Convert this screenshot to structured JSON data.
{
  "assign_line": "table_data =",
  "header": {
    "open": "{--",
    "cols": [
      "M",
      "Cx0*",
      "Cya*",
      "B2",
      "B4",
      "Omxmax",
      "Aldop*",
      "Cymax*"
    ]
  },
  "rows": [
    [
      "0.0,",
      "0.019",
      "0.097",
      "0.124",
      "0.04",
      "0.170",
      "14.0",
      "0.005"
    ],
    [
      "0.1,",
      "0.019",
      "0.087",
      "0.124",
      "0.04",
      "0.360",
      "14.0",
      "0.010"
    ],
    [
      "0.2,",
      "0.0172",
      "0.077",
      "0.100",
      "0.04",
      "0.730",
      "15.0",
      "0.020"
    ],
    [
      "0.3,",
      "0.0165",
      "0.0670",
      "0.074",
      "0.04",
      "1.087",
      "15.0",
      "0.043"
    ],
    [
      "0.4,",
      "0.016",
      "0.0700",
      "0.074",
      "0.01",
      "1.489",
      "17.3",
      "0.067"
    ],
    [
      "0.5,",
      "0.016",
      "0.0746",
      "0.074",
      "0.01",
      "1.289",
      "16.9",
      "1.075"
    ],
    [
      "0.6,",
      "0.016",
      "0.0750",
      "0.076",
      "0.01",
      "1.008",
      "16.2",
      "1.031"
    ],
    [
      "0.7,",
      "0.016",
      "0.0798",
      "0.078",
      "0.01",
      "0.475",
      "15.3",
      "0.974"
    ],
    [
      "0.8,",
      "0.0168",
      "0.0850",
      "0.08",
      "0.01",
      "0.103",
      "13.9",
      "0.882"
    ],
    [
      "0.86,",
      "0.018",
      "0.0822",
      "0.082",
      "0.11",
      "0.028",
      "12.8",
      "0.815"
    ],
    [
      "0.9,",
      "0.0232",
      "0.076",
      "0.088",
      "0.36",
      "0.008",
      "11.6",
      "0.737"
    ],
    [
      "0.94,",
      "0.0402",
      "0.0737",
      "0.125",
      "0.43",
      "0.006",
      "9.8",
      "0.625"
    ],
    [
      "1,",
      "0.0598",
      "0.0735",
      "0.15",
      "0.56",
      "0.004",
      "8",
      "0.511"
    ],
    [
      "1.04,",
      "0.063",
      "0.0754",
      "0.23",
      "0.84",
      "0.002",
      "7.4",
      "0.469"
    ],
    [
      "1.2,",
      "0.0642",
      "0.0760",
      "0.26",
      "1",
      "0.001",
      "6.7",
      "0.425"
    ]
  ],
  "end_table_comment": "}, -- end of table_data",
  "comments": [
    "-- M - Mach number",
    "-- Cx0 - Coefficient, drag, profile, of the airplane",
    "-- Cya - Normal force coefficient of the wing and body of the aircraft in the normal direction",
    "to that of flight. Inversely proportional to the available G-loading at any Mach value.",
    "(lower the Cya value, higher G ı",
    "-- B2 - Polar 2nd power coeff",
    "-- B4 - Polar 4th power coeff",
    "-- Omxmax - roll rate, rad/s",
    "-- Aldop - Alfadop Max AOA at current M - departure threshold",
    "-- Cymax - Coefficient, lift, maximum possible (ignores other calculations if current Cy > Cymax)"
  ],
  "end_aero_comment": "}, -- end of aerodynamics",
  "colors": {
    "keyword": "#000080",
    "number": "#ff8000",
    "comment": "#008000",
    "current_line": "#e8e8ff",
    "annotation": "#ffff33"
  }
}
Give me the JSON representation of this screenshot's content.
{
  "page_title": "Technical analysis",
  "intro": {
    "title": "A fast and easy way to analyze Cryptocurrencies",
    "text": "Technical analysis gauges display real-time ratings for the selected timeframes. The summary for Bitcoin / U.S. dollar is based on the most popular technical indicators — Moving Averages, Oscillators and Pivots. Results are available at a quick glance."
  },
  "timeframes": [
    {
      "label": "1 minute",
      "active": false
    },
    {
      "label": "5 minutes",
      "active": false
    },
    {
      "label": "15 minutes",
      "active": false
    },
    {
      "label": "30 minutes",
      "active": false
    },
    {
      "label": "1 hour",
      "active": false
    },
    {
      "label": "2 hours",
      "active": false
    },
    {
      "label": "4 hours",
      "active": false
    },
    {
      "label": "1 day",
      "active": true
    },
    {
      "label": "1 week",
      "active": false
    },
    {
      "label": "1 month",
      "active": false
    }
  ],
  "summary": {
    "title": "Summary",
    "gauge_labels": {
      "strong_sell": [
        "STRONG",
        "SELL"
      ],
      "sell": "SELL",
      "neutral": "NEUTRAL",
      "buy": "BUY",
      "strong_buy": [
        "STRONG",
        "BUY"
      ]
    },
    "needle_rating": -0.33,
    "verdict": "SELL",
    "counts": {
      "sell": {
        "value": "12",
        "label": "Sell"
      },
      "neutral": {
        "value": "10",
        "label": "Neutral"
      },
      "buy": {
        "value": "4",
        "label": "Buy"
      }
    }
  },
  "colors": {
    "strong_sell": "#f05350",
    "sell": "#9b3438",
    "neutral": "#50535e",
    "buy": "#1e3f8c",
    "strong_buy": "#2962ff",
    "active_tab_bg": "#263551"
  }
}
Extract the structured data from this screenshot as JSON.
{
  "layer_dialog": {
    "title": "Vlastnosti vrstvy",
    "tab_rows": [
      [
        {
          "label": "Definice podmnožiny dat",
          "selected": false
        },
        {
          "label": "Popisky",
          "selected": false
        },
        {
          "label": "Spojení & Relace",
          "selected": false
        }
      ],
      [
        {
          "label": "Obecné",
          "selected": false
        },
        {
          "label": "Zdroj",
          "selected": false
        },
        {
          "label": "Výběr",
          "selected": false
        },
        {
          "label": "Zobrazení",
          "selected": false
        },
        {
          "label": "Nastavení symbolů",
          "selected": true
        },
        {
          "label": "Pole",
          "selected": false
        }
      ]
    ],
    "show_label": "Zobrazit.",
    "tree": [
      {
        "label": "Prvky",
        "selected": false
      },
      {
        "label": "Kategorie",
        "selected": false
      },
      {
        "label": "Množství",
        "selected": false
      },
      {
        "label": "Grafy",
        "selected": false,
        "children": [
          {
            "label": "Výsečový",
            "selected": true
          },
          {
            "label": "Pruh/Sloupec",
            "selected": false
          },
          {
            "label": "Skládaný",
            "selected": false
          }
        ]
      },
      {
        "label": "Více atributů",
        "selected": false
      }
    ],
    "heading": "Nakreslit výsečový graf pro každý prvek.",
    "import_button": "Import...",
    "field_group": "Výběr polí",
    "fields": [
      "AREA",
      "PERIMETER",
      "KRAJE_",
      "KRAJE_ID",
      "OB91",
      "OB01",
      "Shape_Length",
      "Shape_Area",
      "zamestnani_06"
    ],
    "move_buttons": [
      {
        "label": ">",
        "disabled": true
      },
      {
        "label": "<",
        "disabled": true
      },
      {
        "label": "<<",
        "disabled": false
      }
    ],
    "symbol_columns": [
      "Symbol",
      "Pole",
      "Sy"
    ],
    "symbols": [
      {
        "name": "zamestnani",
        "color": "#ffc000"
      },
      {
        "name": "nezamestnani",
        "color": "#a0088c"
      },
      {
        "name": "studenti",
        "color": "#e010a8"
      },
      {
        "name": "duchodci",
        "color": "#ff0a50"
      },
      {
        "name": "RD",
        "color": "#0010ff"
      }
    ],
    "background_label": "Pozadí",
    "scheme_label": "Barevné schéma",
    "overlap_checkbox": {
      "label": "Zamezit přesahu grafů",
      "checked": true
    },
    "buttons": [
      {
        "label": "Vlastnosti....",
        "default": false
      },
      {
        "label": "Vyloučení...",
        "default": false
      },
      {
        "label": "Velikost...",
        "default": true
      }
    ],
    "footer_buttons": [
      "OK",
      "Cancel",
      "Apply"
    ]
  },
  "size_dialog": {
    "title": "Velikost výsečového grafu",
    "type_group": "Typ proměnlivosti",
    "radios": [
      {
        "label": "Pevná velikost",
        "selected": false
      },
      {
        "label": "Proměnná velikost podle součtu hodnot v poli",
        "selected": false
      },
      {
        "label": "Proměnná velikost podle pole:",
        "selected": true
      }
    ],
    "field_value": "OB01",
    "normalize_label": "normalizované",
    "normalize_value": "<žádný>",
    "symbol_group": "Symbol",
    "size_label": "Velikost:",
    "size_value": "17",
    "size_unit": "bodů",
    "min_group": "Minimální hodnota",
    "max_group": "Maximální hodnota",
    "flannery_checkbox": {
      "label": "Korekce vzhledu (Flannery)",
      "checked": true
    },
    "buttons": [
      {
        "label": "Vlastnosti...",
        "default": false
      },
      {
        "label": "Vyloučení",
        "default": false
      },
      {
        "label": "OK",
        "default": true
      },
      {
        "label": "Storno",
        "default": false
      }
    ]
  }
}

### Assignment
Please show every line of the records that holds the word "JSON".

### Response
Convert this screenshot to structured JSON data.
Give me the JSON representation of this screenshot's content.
Extract the structured data from this screenshot as JSON.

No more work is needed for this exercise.